**Your assignment**
The records that follow are to be given again exactly.

Web page and app entries
──────────────────────────────
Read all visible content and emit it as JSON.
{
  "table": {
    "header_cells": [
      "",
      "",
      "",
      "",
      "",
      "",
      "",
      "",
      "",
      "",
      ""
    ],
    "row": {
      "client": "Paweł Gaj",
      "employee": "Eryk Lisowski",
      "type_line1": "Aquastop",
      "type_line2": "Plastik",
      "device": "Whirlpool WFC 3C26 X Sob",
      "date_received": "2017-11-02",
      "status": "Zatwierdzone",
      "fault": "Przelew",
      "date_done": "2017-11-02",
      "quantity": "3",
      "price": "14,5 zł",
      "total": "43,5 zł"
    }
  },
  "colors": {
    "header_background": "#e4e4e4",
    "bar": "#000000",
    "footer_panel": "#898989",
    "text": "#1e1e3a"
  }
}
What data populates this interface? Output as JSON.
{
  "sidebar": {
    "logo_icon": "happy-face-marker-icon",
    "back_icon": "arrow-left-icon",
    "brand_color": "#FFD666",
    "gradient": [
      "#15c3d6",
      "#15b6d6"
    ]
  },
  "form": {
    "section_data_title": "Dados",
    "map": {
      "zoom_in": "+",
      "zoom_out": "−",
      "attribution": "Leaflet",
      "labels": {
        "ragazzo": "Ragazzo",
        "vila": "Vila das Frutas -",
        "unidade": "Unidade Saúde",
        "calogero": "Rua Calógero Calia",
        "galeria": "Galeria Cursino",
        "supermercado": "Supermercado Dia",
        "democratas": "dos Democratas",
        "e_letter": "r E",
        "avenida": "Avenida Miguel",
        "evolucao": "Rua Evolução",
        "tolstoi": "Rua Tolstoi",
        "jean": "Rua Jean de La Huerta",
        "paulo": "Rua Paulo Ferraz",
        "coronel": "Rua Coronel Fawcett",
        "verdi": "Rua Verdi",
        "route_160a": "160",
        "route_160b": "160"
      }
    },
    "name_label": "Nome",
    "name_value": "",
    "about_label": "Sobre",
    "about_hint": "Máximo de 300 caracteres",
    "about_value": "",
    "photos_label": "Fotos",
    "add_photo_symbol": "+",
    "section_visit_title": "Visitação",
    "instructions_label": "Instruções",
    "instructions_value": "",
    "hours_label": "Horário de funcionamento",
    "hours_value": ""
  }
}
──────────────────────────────
**Written reply**
Read all visible content and emit it as JSON.
{
  "table": {
    "header_cells": [
      "",
      "",
      "",
      "",
      "",
      "",
      "",
      "",
      "",
      "",
      ""
    ],
    "row": {
      "client": "Paweł Gaj",
      "employee": "Eryk Lisowski",
      "type_line1": "Aquastop",
      "type_line2": "Plastik",
      "device": "Whirlpool WFC 3C26 X Sob",
      "date_received": "2017-11-02",
      "status": "Zatwierdzone",
      "fault": "Przelew",
      "date_done": "2017-11-02",
      "quantity": "3",
      "price": "14,5 zł",
      "total": "43,5 zł"
    }
  },
  "colors": {
    "header_background": "#e4e4e4",
    "bar": "#000000",
    "footer_panel": "#898989",
    "text": "#1e1e3a"
  }
}
What data populates this interface? Output as JSON.
{
  "sidebar": {
    "logo_icon": "happy-face-marker-icon",
    "back_icon": "arrow-left-icon",
    "brand_color": "#FFD666",
    "gradient": [
      "#15c3d6",
      "#15b6d6"
    ]
  },
  "form": {
    "section_data_title": "Dados",
    "map": {
      "zoom_in": "+",
      "zoom_out": "−",
      "attribution": "Leaflet",
      "labels": {
        "ragazzo": "Ragazzo",
        "vila": "Vila das Frutas -",
        "unidade": "Unidade Saúde",
        "calogero": "Rua Calógero Calia",
        "galeria": "Galeria Cursino",
        "supermercado": "Supermercado Dia",
        "democratas": "dos Democratas",
        "e_letter": "r E",
        "avenida": "Avenida Miguel",
        "evolucao": "Rua Evolução",
        "tolstoi": "Rua Tolstoi",
        "jean": "Rua Jean de La Huerta",
        "paulo": "Rua Paulo Ferraz",
        "coronel": "Rua Coronel Fawcett",
        "verdi": "Rua Verdi",
        "route_160a": "160",
        "route_160b": "160"
      }
    },
    "name_label": "Nome",
    "name_value": "",
    "about_label": "Sobre",
    "about_hint": "Máximo de 300 caracteres",
    "about_value": "",
    "photos_label": "Fotos",
    "add_photo_symbol": "+",
    "section_visit_title": "Visitação",
    "instructions_label": "Instruções",
    "instructions_value": "",
    "hours_label": "Horário de funcionamento",
    "hours_value": ""
  }
}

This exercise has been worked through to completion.